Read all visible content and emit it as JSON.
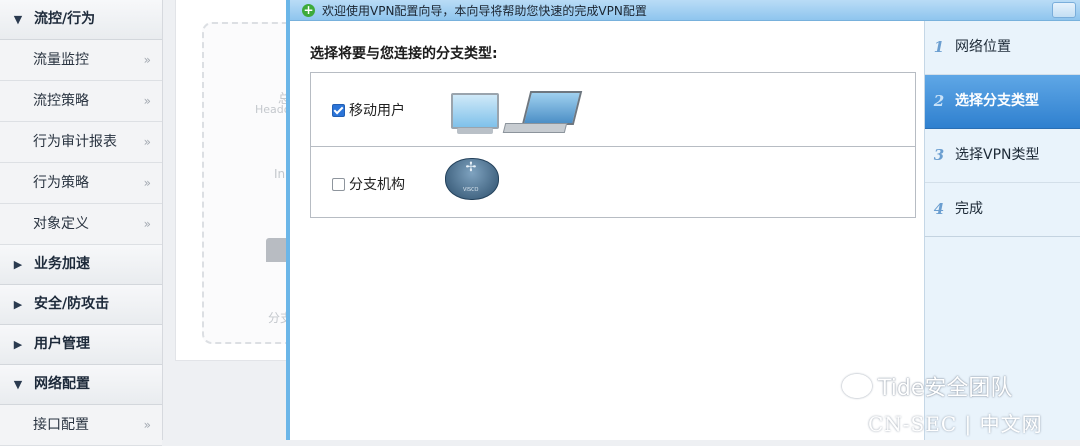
{
  "sidebar": {
    "groups": [
      {
        "label": "流控/行为",
        "expanded": true,
        "items": [
          "流量监控",
          "流控策略",
          "行为审计报表",
          "行为策略",
          "对象定义"
        ]
      },
      {
        "label": "业务加速",
        "expanded": false
      },
      {
        "label": "安全/防攻击",
        "expanded": false
      },
      {
        "label": "用户管理",
        "expanded": false
      },
      {
        "label": "网络配置",
        "expanded": true,
        "items": [
          "接口配置"
        ]
      }
    ],
    "chevron": "»"
  },
  "background": {
    "fragment1": "总",
    "fragment2": "Heado",
    "fragment3": "In",
    "fragment4": "分支"
  },
  "dialog": {
    "title": "欢迎使用VPN配置向导，本向导将帮助您快速的完成VPN配置",
    "prompt": "选择将要与您连接的分支类型:",
    "options": [
      {
        "label": "移动用户",
        "checked": true,
        "icons": [
          "desktop-monitor-icon",
          "laptop-icon"
        ]
      },
      {
        "label": "分支机构",
        "checked": false,
        "icons": [
          "router-icon"
        ]
      }
    ],
    "router_tag": "VISCO"
  },
  "steps": [
    {
      "num": "1",
      "label": "网络位置",
      "active": false
    },
    {
      "num": "2",
      "label": "选择分支类型",
      "active": true
    },
    {
      "num": "3",
      "label": "选择VPN类型",
      "active": false
    },
    {
      "num": "4",
      "label": "完成",
      "active": false
    }
  ],
  "watermark": {
    "line1": "Tide安全团队",
    "line2": "CN-SEC | 中文网"
  },
  "colors": {
    "accent": "#2f80cf",
    "title_bar": "#9fcdf0",
    "checkbox_on": "#2b74d8"
  }
}
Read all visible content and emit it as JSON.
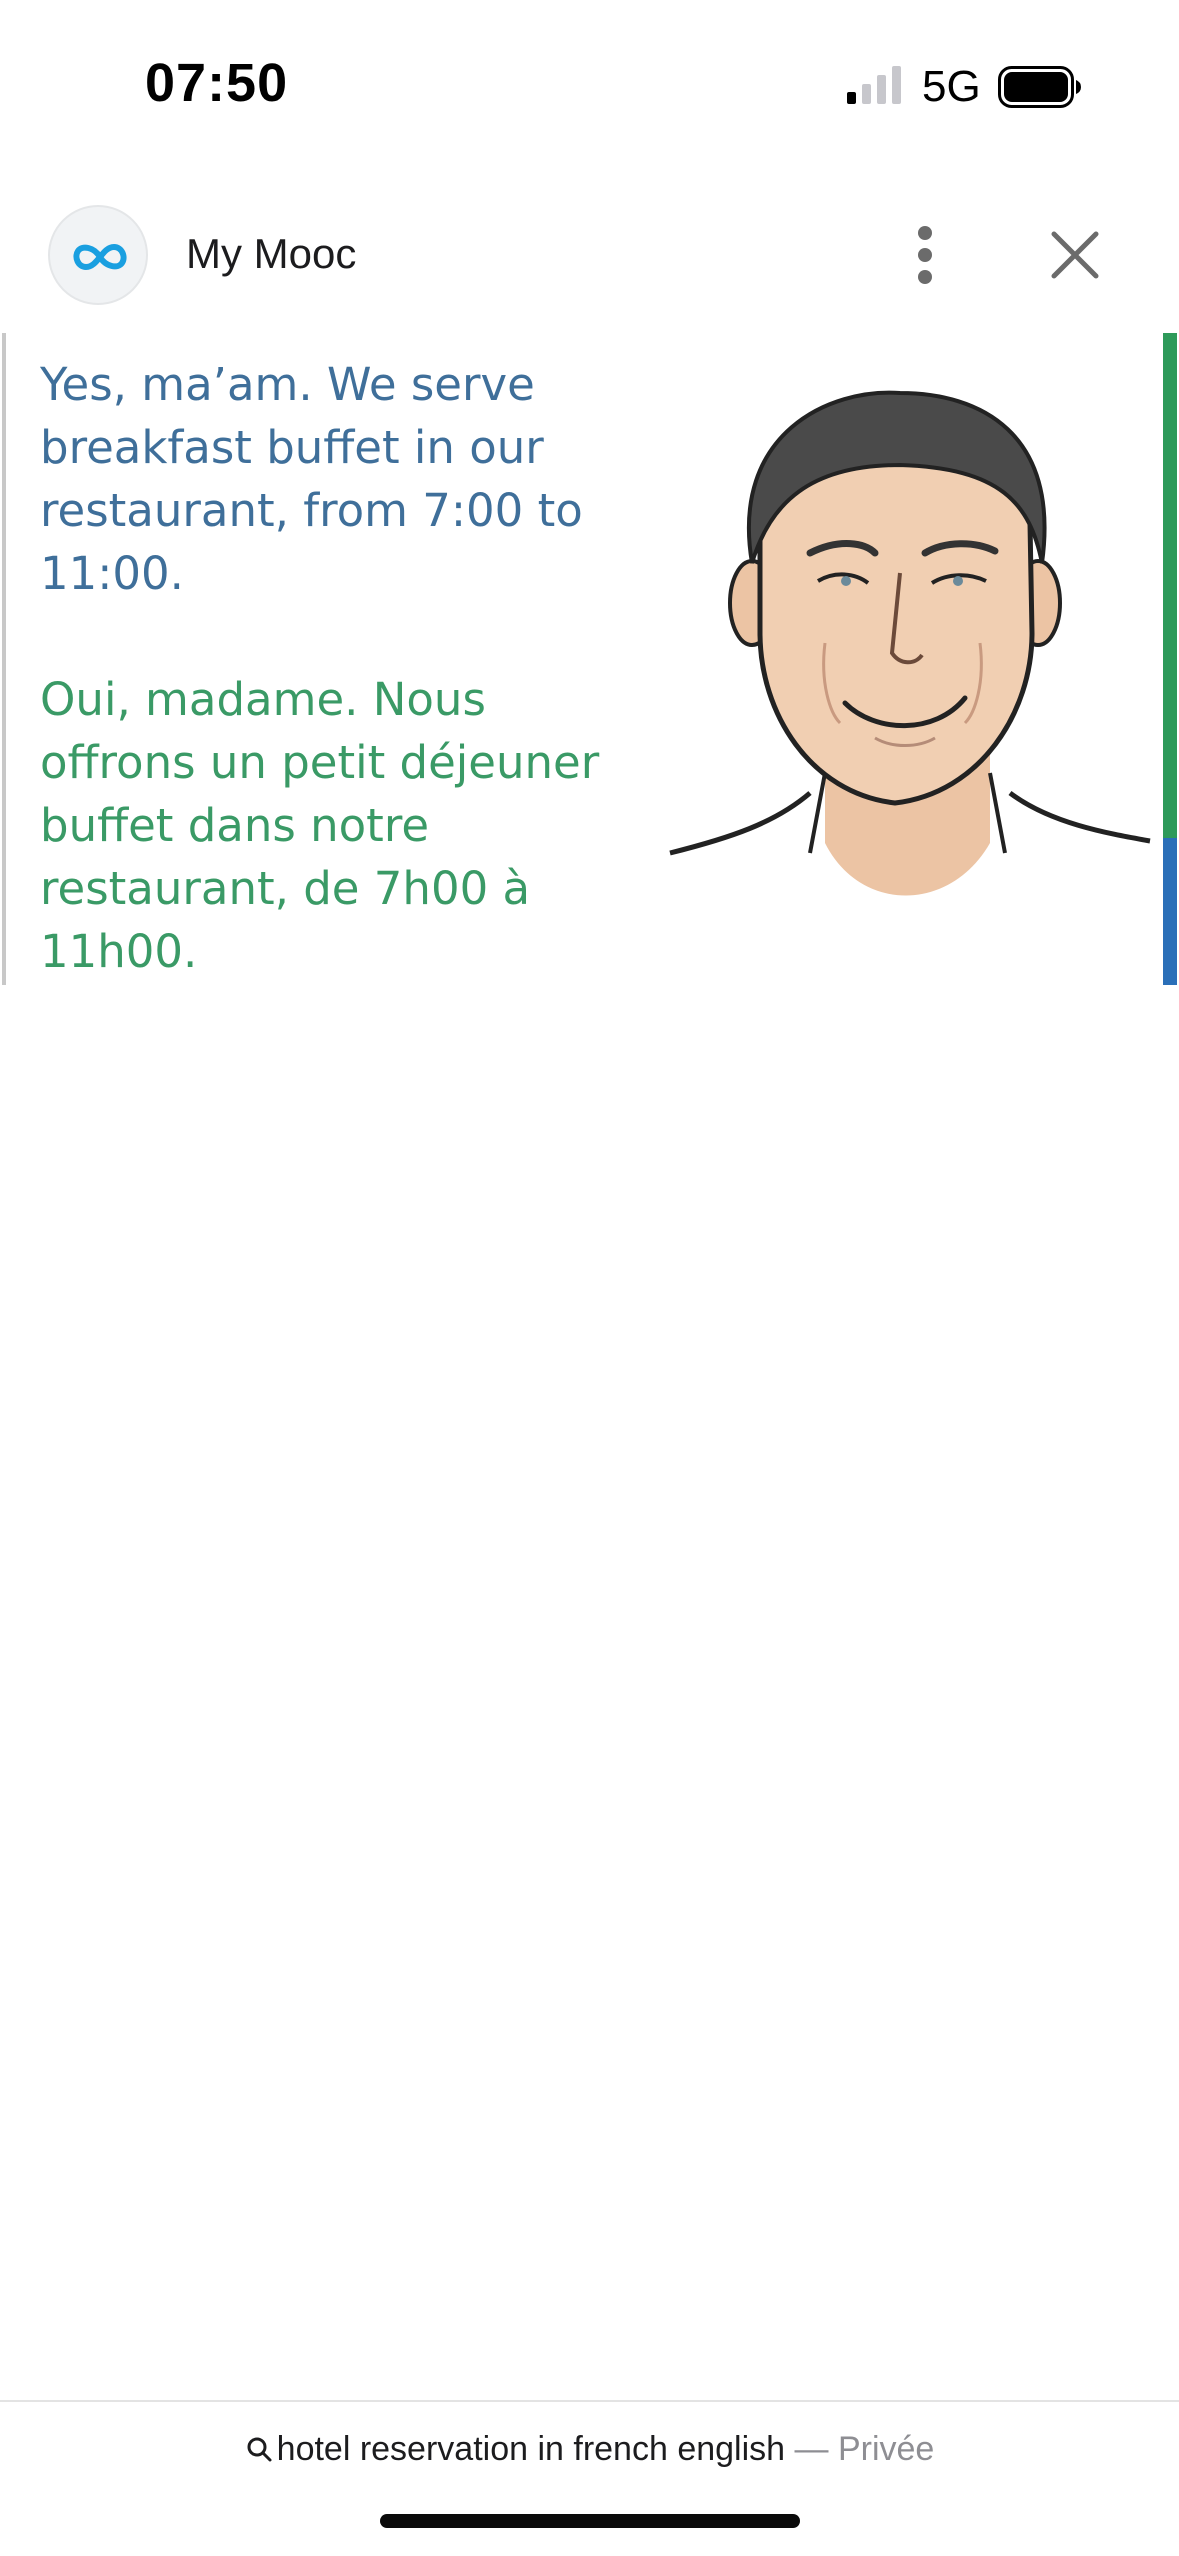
{
  "status_bar": {
    "time": "07:50",
    "network": "5G",
    "signal_icon": "signal-bars-icon",
    "battery_icon": "battery-full-icon"
  },
  "header": {
    "logo_icon": "infinity-logo-icon",
    "title": "My Mooc",
    "more_icon": "more-vertical-icon",
    "close_icon": "close-icon"
  },
  "hero": {
    "english_text": "Yes, ma’am. We serve\nbreakfast buffet in our\nrestaurant, from 7:00 to\n11:00.",
    "french_text": "Oui, madame. Nous\noffrons un petit déjeuner\nbuffet dans notre\nrestaurant, de 7h00 à\n11h00.",
    "image_subject": "cartoon-man-portrait",
    "english_color": "#3f6f9a",
    "french_color": "#3a9a66",
    "accent_green": "#2e9a5a",
    "accent_blue": "#2a6fb8"
  },
  "url_bar": {
    "search_icon": "search-icon",
    "query": "hotel reservation in french english",
    "mode": " — Privée"
  }
}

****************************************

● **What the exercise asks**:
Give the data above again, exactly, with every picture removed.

● **Response below**:
Read all visible content and emit it as JSON.
{
  "sidebar": {
    "groups": [
      {
        "label": "流控/行为",
        "expanded": true,
        "items": [
          "流量监控",
          "流控策略",
          "行为审计报表",
          "行为策略",
          "对象定义"
        ]
      },
      {
        "label": "业务加速",
        "expanded": false
      },
      {
        "label": "安全/防攻击",
        "expanded": false
      },
      {
        "label": "用户管理",
        "expanded": false
      },
      {
        "label": "网络配置",
        "expanded": true,
        "items": [
          "接口配置"
        ]
      }
    ],
    "chevron": "»"
  },
  "background": {
    "fragment1": "总",
    "fragment2": "Heado",
    "fragment3": "In",
    "fragment4": "分支"
  },
  "dialog": {
    "title": "欢迎使用VPN配置向导，本向导将帮助您快速的完成VPN配置",
    "prompt": "选择将要与您连接的分支类型:",
    "options": [
      {
        "label": "移动用户",
        "checked": true,
        "icons": [
          "desktop-monitor-icon",
          "laptop-icon"
        ]
      },
      {
        "label": "分支机构",
        "checked": false,
        "icons": [
          "router-icon"
        ]
      }
    ],
    "router_tag": "VISCO"
  },
  "steps": [
    {
      "num": "1",
      "label": "网络位置",
      "active": false
    },
    {
      "num": "2",
      "label": "选择分支类型",
      "active": true
    },
    {
      "num": "3",
      "label": "选择VPN类型",
      "active": false
    },
    {
      "num": "4",
      "label": "完成",
      "active": false
    }
  ],
  "watermark": {
    "line1": "Tide安全团队",
    "line2": "CN-SEC | 中文网"
  },
  "colors": {
    "accent": "#2f80cf",
    "title_bar": "#9fcdf0",
    "checkbox_on": "#2b74d8"
  }
}
Read all visible content and emit it as JSON.
{
  "status_bar": {
    "time": "07:50",
    "network": "5G",
    "signal_icon": "signal-bars-icon",
    "battery_icon": "battery-full-icon"
  },
  "header": {
    "logo_icon": "infinity-logo-icon",
    "title": "My Mooc",
    "more_icon": "more-vertical-icon",
    "close_icon": "close-icon"
  },
  "hero": {
    "english_text": "Yes, ma’am. We serve\nbreakfast buffet in our\nrestaurant, from 7:00 to\n11:00.",
    "french_text": "Oui, madame. Nous\noffrons un petit déjeuner\nbuffet dans notre\nrestaurant, de 7h00 à\n11h00.",
    "image_subject": "cartoon-man-portrait",
    "english_color": "#3f6f9a",
    "french_color": "#3a9a66",
    "accent_green": "#2e9a5a",
    "accent_blue": "#2a6fb8"
  },
  "url_bar": {
    "search_icon": "search-icon",
    "query": "hotel reservation in french english",
    "mode": " — Privée"
  }
}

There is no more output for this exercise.